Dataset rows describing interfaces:
______________________________

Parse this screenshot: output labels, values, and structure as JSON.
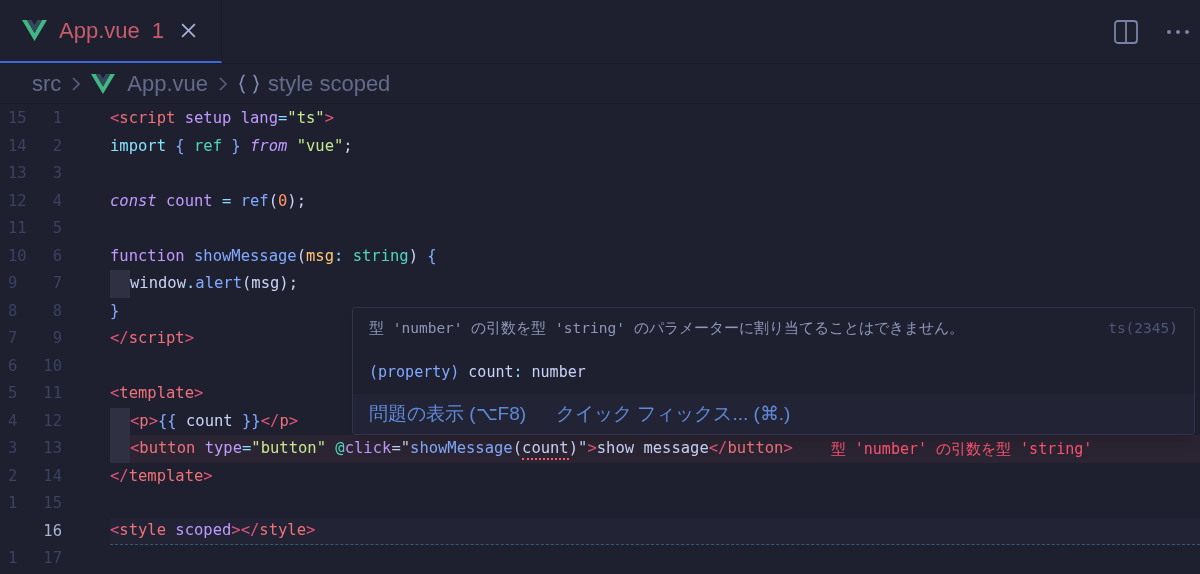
{
  "tabs": [
    {
      "label": "App.vue",
      "problems": "1",
      "has_error": true,
      "selected": true
    }
  ],
  "breadcrumb": [
    {
      "label": "src",
      "kind": "folder"
    },
    {
      "label": "App.vue",
      "kind": "vue-file"
    },
    {
      "label": "style scoped",
      "kind": "symbol"
    }
  ],
  "code_lines": [
    {
      "relative": "15",
      "number": "1",
      "tokens": [
        {
          "t": "<",
          "kind": "bracket"
        },
        {
          "t": "script",
          "kind": "tag"
        },
        {
          "t": " setup lang",
          "kind": "attr"
        },
        {
          "t": "=",
          "kind": "op"
        },
        {
          "t": "\"ts\"",
          "kind": "str"
        },
        {
          "t": ">",
          "kind": "bracket"
        }
      ]
    },
    {
      "relative": "14",
      "number": "2",
      "tokens": [
        {
          "t": "import ",
          "kind": "kw2"
        },
        {
          "t": "{ ",
          "kind": "punct"
        },
        {
          "t": "ref ",
          "kind": "fn2"
        },
        {
          "t": "} ",
          "kind": "punct"
        },
        {
          "t": "from ",
          "kind": "kwi"
        },
        {
          "t": "\"vue\"",
          "kind": "str"
        },
        {
          "t": ";",
          "kind": "text"
        }
      ]
    },
    {
      "relative": "13",
      "number": "3"
    },
    {
      "relative": "12",
      "number": "4",
      "tokens": [
        {
          "t": "const ",
          "kind": "kwi"
        },
        {
          "t": "count ",
          "kind": "var"
        },
        {
          "t": "= ",
          "kind": "op"
        },
        {
          "t": "ref",
          "kind": "fn"
        },
        {
          "t": "(",
          "kind": "text"
        },
        {
          "t": "0",
          "kind": "num"
        },
        {
          "t": ");",
          "kind": "text"
        }
      ]
    },
    {
      "relative": "11",
      "number": "5"
    },
    {
      "relative": "10",
      "number": "6",
      "tokens": [
        {
          "t": "function ",
          "kind": "kw"
        },
        {
          "t": "showMessage",
          "kind": "fn"
        },
        {
          "t": "(",
          "kind": "text"
        },
        {
          "t": "msg",
          "kind": "param"
        },
        {
          "t": ":",
          "kind": "op"
        },
        {
          "t": " string",
          "kind": "type"
        },
        {
          "t": ") ",
          "kind": "text"
        },
        {
          "t": "{",
          "kind": "punct"
        }
      ]
    },
    {
      "relative": "9",
      "number": "7",
      "indented": true,
      "tokens": [
        {
          "t": "window",
          "kind": "text"
        },
        {
          "t": ".",
          "kind": "op"
        },
        {
          "t": "alert",
          "kind": "fn"
        },
        {
          "t": "(msg);",
          "kind": "text"
        }
      ]
    },
    {
      "relative": "8",
      "number": "8",
      "tokens": [
        {
          "t": "}",
          "kind": "punct"
        }
      ]
    },
    {
      "relative": "7",
      "number": "9",
      "tokens": [
        {
          "t": "</",
          "kind": "bracket"
        },
        {
          "t": "script",
          "kind": "tag"
        },
        {
          "t": ">",
          "kind": "bracket"
        }
      ]
    },
    {
      "relative": "6",
      "number": "10"
    },
    {
      "relative": "5",
      "number": "11",
      "tokens": [
        {
          "t": "<",
          "kind": "bracket"
        },
        {
          "t": "template",
          "kind": "tag"
        },
        {
          "t": ">",
          "kind": "bracket"
        }
      ]
    },
    {
      "relative": "4",
      "number": "12",
      "indented": true,
      "tokens": [
        {
          "t": "<",
          "kind": "bracket"
        },
        {
          "t": "p",
          "kind": "tag"
        },
        {
          "t": ">",
          "kind": "bracket"
        },
        {
          "t": "{{",
          "kind": "punct"
        },
        {
          "t": " count ",
          "kind": "text"
        },
        {
          "t": "}}",
          "kind": "punct"
        },
        {
          "t": "</",
          "kind": "bracket"
        },
        {
          "t": "p",
          "kind": "tag"
        },
        {
          "t": ">",
          "kind": "bracket"
        }
      ]
    },
    {
      "relative": "3",
      "number": "13",
      "indented": true,
      "error": "型 'number' の引数を型 'string'",
      "tokens": [
        {
          "t": "<",
          "kind": "bracket"
        },
        {
          "t": "button",
          "kind": "tag"
        },
        {
          "t": " type",
          "kind": "attr"
        },
        {
          "t": "=",
          "kind": "op"
        },
        {
          "t": "\"button\" ",
          "kind": "str"
        },
        {
          "t": "@",
          "kind": "fn2"
        },
        {
          "t": "click",
          "kind": "attr"
        },
        {
          "t": "=\"",
          "kind": "text"
        },
        {
          "t": "showMessage",
          "kind": "fn"
        },
        {
          "t": "(",
          "kind": "text"
        },
        {
          "t": "count",
          "kind": "text",
          "squiggle": true
        },
        {
          "t": ")\"",
          "kind": "text"
        },
        {
          "t": ">",
          "kind": "bracket"
        },
        {
          "t": "show message",
          "kind": "text"
        },
        {
          "t": "</",
          "kind": "bracket"
        },
        {
          "t": "button",
          "kind": "tag"
        },
        {
          "t": ">",
          "kind": "bracket"
        }
      ]
    },
    {
      "relative": "2",
      "number": "14",
      "tokens": [
        {
          "t": "</",
          "kind": "bracket"
        },
        {
          "t": "template",
          "kind": "tag"
        },
        {
          "t": ">",
          "kind": "bracket"
        }
      ]
    },
    {
      "relative": "1",
      "number": "15"
    },
    {
      "number": "16",
      "current": true,
      "tokens": [
        {
          "t": "<",
          "kind": "bracket"
        },
        {
          "t": "style",
          "kind": "tag"
        },
        {
          "t": " scoped",
          "kind": "attr"
        },
        {
          "t": ">",
          "kind": "bracket"
        },
        {
          "t": "</",
          "kind": "bracket"
        },
        {
          "t": "style",
          "kind": "tag"
        },
        {
          "t": ">",
          "kind": "bracket"
        }
      ]
    },
    {
      "relative": "1",
      "number": "17"
    }
  ],
  "hover": {
    "message": "型 'number' の引数を型 'string' のパラメーターに割り当てることはできません。",
    "code": "ts(2345)",
    "signature": [
      {
        "t": "(property)",
        "kind": "fn"
      },
      {
        "t": " count",
        "kind": "text"
      },
      {
        "t": ":",
        "kind": "op"
      },
      {
        "t": " number",
        "kind": "text"
      }
    ],
    "actions": [
      "問題の表示 (⌥F8)",
      "クイック フィックス... (⌘.)"
    ]
  }
}
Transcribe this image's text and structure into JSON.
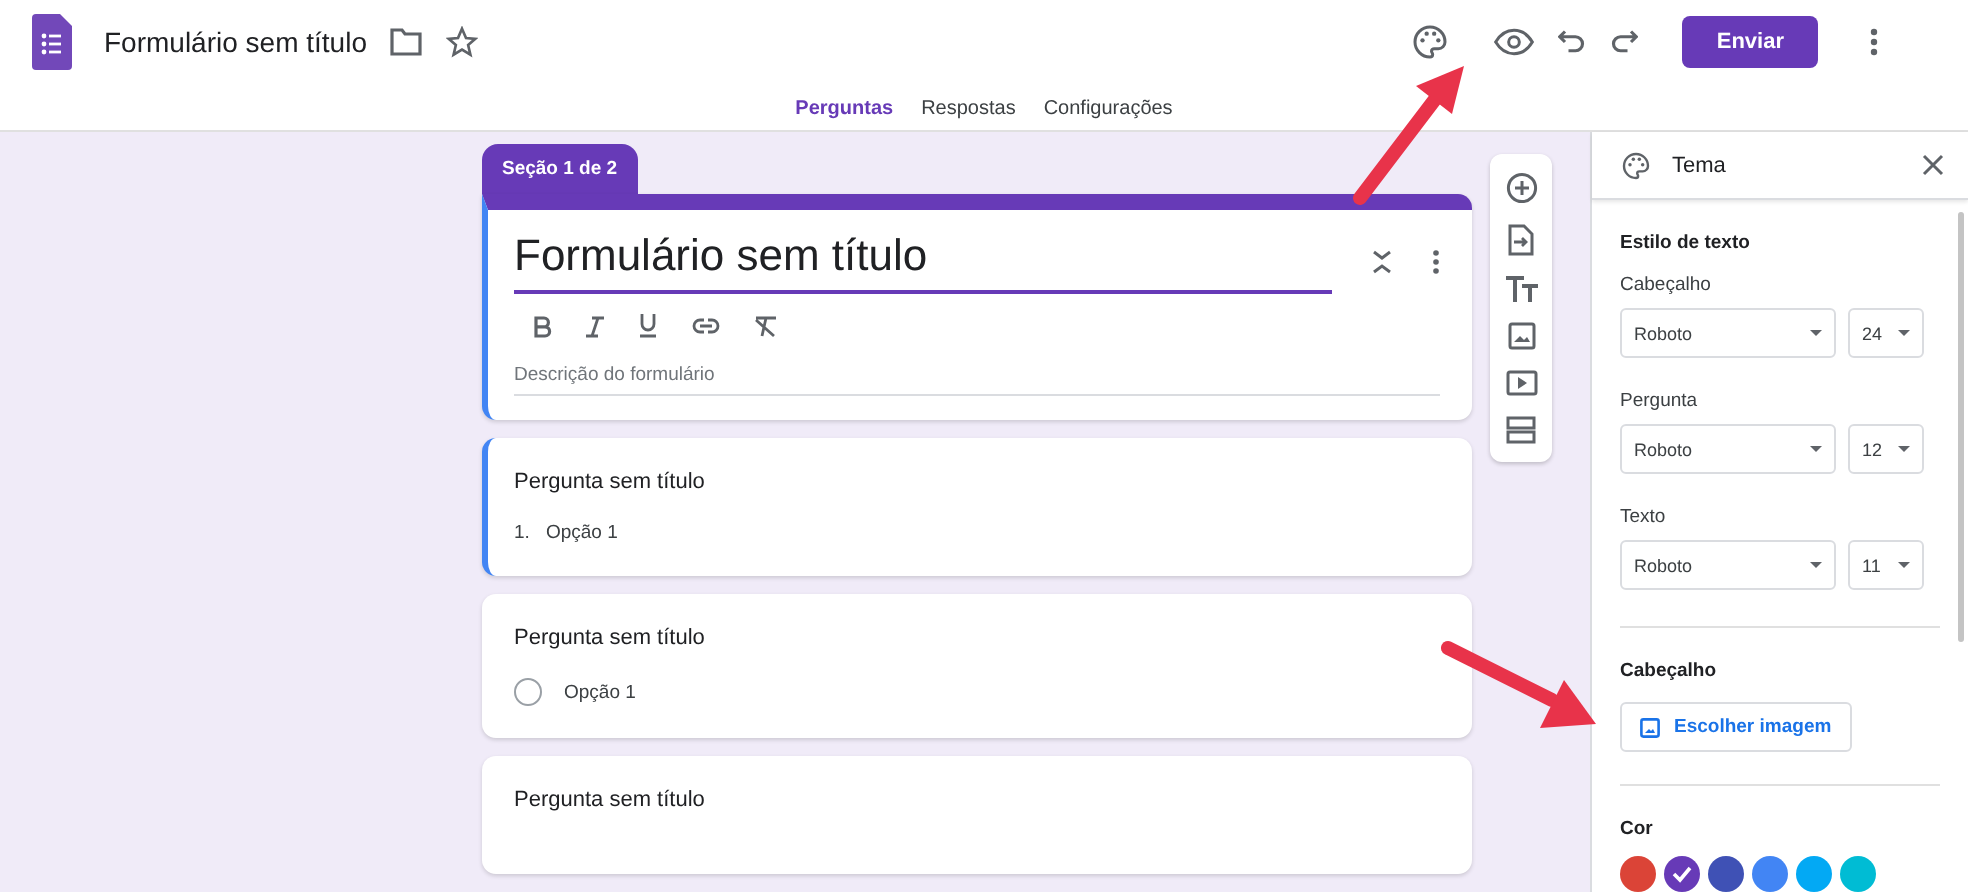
{
  "header": {
    "title": "Formulário sem título",
    "send_button": "Enviar"
  },
  "tabs": [
    {
      "label": "Perguntas",
      "selected": true
    },
    {
      "label": "Respostas",
      "selected": false
    },
    {
      "label": "Configurações",
      "selected": false
    }
  ],
  "form": {
    "section_badge": "Seção 1 de 2",
    "title": "Formulário sem título",
    "description_placeholder": "Descrição do formulário",
    "questions": [
      {
        "title": "Pergunta sem título",
        "kind": "numbered",
        "option_number": "1.",
        "option": "Opção 1"
      },
      {
        "title": "Pergunta sem título",
        "kind": "radio",
        "option": "Opção 1",
        "selected": false
      },
      {
        "title": "Pergunta sem título",
        "kind": "none"
      }
    ]
  },
  "theme_panel": {
    "title": "Tema",
    "text_style_heading": "Estilo de texto",
    "fonts": [
      {
        "label": "Cabeçalho",
        "font": "Roboto",
        "size": "24"
      },
      {
        "label": "Pergunta",
        "font": "Roboto",
        "size": "12"
      },
      {
        "label": "Texto",
        "font": "Roboto",
        "size": "11"
      }
    ],
    "header_heading": "Cabeçalho",
    "choose_image_button": "Escolher imagem",
    "color_heading": "Cor",
    "colors": [
      {
        "color": "#db4437",
        "selected": false
      },
      {
        "color": "#673ab7",
        "selected": true
      },
      {
        "color": "#3f51b5",
        "selected": false
      },
      {
        "color": "#4285f4",
        "selected": false
      },
      {
        "color": "#03a9f4",
        "selected": false
      },
      {
        "color": "#00bcd4",
        "selected": false
      }
    ]
  }
}
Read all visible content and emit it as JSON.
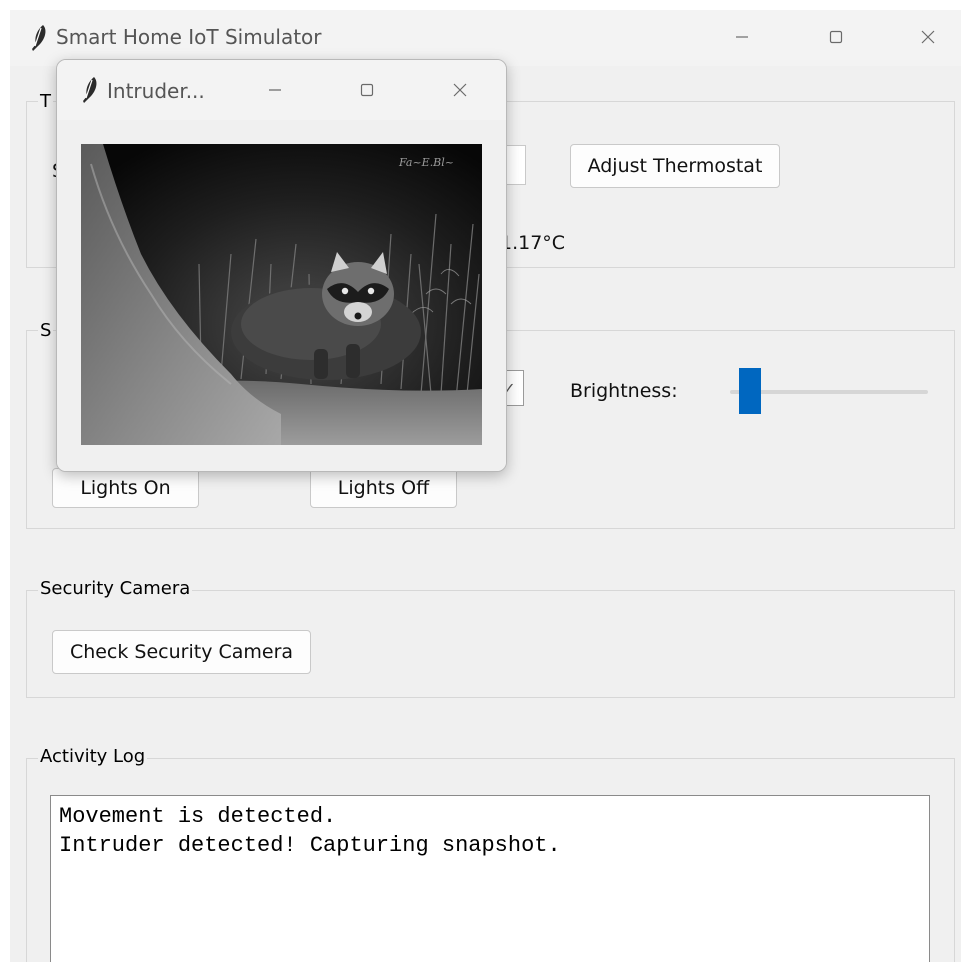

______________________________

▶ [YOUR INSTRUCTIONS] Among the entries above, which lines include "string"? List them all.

▶ [YOUR SOLUTION]
          "t": " string",
      "error": "型 'number' の引数を型 'string'",
    "message": "型 'number' の引数を型 'string' のパラメーターに割り当てることはできません。",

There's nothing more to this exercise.